Although technically in the Beira Alta region, the charming town of LAMEGO, 11km south of Régua, is easily accessible from the Douro, with which it shares a passion for wine – in this case, Raposeira, Portugal’s answer to champagne. It’s overlooked by the Baroque shrine of Nossa Senhora dos Remédios – another of those decorative Portuguese stone stairways to the skies – which plays host to an annual pilgrimage from late August to early September. There are scores of noble manorhouses in the handsome town centre, and a series of extraordinary churches, monasteries and fortified buildings in the surrounding verdant valleys, a legacy of the twelfth-century Reconquista, when Lamego was among the first towns to be retaken from the Moors.
Much of Lamego’s early wealth derived from its position astride the trade route from the Beiras to the Douro, but the town’s real importance is its history: in 1143, Lamego hosted Portugal’s first parliament, when a group of clergy and noblemen assembled to recognize Afonso Henriques as the nation’s first king.
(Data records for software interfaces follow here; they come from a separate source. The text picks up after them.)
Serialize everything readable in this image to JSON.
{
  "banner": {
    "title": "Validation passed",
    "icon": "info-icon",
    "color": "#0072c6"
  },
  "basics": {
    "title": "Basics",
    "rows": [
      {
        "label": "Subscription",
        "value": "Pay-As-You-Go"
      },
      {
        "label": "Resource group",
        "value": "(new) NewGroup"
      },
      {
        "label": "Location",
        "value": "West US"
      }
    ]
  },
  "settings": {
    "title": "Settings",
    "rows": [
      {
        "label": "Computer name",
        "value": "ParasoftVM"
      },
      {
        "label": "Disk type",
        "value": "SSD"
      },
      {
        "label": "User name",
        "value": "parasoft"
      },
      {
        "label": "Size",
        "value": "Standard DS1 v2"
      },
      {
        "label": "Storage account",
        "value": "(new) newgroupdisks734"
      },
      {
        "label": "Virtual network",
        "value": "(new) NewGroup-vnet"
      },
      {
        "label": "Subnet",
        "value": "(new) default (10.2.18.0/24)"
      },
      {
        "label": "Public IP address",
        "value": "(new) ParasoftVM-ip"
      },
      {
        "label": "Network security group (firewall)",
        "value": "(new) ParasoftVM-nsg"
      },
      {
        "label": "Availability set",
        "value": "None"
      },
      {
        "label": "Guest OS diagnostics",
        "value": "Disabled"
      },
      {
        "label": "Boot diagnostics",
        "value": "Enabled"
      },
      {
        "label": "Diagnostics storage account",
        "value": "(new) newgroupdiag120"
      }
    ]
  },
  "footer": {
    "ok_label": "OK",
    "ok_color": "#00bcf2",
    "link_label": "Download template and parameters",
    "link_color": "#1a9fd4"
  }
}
As such, it claims to be the birthplace of country and crown – a fact hotly disputed by Alfonso Henriques’ birthplace, Guimarães.